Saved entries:
#####
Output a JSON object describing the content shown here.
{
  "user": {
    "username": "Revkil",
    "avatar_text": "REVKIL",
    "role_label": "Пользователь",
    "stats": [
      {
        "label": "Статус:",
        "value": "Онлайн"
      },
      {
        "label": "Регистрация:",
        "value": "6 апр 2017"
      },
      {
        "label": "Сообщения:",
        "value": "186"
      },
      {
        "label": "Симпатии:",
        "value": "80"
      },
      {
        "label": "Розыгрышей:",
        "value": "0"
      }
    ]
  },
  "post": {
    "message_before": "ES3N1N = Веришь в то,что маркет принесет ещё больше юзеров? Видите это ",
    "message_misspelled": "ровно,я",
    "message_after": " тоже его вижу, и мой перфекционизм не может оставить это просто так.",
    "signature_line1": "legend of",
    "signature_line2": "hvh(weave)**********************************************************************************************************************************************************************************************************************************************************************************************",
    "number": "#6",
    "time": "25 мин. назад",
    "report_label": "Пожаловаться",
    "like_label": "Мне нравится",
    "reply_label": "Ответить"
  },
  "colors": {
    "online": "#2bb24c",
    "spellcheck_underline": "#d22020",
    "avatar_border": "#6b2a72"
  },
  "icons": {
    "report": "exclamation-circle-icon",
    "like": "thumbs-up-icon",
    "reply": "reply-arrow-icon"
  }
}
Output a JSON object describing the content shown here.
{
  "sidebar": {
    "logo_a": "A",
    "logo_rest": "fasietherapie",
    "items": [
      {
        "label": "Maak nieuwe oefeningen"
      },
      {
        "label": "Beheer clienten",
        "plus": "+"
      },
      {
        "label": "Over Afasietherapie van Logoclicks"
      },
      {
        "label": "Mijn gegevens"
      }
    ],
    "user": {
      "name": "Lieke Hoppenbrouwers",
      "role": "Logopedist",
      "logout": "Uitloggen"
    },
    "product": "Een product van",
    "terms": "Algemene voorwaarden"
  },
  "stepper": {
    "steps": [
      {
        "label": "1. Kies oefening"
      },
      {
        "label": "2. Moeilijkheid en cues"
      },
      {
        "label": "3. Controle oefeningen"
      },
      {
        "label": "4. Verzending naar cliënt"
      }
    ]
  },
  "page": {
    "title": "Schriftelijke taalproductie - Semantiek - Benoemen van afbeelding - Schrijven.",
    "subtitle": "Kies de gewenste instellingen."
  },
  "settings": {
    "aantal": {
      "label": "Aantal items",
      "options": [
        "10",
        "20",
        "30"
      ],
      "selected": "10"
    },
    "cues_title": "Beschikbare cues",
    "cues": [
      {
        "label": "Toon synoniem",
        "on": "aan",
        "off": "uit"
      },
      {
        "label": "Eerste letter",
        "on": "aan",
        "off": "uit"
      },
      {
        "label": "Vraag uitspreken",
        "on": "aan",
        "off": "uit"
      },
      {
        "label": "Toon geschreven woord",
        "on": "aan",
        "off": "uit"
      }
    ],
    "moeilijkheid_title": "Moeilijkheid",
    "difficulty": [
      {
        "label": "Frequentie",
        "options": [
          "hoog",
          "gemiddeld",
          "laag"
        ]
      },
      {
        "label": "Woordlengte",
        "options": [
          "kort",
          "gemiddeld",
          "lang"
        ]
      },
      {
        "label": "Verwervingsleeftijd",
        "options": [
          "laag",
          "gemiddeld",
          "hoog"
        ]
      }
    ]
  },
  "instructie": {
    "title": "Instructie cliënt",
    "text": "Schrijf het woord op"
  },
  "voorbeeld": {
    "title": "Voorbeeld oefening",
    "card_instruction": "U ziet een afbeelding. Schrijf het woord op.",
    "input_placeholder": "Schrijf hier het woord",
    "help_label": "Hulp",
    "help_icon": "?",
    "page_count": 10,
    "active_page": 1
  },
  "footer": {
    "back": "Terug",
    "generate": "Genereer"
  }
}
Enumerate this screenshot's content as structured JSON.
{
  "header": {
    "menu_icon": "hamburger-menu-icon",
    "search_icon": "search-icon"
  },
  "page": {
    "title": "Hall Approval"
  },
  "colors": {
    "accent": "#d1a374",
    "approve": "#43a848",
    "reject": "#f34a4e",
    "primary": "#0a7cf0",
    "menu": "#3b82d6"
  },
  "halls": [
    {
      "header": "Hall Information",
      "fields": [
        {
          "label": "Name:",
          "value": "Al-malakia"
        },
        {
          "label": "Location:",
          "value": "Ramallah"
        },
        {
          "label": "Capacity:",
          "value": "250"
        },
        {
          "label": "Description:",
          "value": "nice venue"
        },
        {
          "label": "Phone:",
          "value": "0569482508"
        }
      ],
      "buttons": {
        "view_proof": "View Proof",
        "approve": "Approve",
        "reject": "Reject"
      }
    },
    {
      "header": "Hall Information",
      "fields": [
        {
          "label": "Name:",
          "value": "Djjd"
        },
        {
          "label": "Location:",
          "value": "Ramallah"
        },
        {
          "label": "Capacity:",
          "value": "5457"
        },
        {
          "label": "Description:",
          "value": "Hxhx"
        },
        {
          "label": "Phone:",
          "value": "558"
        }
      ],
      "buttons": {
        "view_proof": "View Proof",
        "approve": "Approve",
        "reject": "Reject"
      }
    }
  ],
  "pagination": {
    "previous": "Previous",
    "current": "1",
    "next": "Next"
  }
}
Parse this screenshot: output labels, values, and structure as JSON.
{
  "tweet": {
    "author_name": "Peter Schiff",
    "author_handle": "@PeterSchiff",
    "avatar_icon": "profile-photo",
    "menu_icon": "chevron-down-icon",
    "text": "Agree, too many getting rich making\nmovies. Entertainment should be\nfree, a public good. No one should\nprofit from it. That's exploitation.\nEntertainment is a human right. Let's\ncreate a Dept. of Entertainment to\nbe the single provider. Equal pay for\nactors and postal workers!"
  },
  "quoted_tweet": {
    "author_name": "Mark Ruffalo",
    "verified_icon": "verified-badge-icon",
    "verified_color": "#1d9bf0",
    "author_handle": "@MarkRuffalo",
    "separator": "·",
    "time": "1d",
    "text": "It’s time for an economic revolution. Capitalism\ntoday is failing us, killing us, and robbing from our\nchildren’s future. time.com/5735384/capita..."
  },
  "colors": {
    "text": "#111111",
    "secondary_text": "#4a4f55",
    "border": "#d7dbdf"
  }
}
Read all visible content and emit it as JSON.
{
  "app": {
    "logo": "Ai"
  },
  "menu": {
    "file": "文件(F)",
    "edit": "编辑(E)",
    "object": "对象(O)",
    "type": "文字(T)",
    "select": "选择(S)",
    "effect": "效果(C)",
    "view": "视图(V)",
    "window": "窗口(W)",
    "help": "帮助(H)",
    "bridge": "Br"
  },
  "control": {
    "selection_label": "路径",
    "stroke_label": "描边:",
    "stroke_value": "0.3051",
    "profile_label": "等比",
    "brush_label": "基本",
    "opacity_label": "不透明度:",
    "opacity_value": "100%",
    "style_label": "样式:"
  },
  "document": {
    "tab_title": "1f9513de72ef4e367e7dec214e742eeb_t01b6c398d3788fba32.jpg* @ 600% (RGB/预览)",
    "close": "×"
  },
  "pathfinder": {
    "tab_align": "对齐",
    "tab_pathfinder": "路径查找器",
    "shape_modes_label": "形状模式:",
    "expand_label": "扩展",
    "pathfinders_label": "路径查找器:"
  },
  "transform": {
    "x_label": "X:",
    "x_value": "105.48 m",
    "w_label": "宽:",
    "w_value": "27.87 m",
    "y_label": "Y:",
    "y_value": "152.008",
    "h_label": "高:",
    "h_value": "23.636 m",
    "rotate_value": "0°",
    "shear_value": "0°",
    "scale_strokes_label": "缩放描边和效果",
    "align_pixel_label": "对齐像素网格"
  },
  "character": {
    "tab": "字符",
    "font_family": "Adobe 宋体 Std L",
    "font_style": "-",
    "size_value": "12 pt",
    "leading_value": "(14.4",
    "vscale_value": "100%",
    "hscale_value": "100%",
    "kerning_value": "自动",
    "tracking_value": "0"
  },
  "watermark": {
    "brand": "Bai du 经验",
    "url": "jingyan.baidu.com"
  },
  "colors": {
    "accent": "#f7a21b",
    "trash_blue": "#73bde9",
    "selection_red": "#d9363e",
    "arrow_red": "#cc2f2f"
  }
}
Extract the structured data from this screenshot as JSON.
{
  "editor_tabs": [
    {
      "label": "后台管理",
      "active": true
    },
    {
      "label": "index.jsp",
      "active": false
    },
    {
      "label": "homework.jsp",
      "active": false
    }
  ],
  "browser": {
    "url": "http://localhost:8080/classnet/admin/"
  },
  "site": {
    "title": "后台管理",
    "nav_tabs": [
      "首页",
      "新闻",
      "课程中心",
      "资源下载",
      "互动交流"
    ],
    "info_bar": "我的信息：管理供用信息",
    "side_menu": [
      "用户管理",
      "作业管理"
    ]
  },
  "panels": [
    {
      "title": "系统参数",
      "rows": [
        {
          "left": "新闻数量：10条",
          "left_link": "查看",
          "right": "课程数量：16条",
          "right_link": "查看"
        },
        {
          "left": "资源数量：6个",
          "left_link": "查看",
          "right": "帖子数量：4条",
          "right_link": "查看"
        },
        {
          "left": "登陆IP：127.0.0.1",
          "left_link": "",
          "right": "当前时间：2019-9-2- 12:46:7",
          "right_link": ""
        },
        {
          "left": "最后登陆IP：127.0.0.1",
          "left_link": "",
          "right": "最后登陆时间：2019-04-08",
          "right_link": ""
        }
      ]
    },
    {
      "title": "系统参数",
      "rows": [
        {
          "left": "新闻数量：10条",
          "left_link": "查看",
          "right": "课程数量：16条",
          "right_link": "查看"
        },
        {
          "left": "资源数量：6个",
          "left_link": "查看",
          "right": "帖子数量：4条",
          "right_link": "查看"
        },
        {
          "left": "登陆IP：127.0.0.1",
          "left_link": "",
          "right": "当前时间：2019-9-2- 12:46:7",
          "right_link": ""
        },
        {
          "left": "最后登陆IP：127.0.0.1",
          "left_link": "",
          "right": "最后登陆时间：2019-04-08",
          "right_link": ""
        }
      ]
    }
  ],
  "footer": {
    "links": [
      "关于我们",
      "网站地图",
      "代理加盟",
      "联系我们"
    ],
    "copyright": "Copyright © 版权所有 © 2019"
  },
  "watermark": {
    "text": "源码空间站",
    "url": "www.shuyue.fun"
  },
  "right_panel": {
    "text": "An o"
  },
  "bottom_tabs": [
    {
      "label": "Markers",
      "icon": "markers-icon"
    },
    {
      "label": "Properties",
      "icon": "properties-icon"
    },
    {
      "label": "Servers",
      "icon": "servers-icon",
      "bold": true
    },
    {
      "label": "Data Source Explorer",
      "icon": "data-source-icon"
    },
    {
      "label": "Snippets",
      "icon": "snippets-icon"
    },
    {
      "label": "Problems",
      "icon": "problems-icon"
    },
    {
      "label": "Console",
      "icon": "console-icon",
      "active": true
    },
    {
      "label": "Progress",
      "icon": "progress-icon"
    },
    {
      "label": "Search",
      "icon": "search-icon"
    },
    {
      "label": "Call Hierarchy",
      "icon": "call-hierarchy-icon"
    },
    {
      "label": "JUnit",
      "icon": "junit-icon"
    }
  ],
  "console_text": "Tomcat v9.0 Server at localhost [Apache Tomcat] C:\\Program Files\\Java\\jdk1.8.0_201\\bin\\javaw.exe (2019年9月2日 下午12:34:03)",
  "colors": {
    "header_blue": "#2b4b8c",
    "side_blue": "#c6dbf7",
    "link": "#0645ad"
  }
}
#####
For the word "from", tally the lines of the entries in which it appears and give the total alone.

3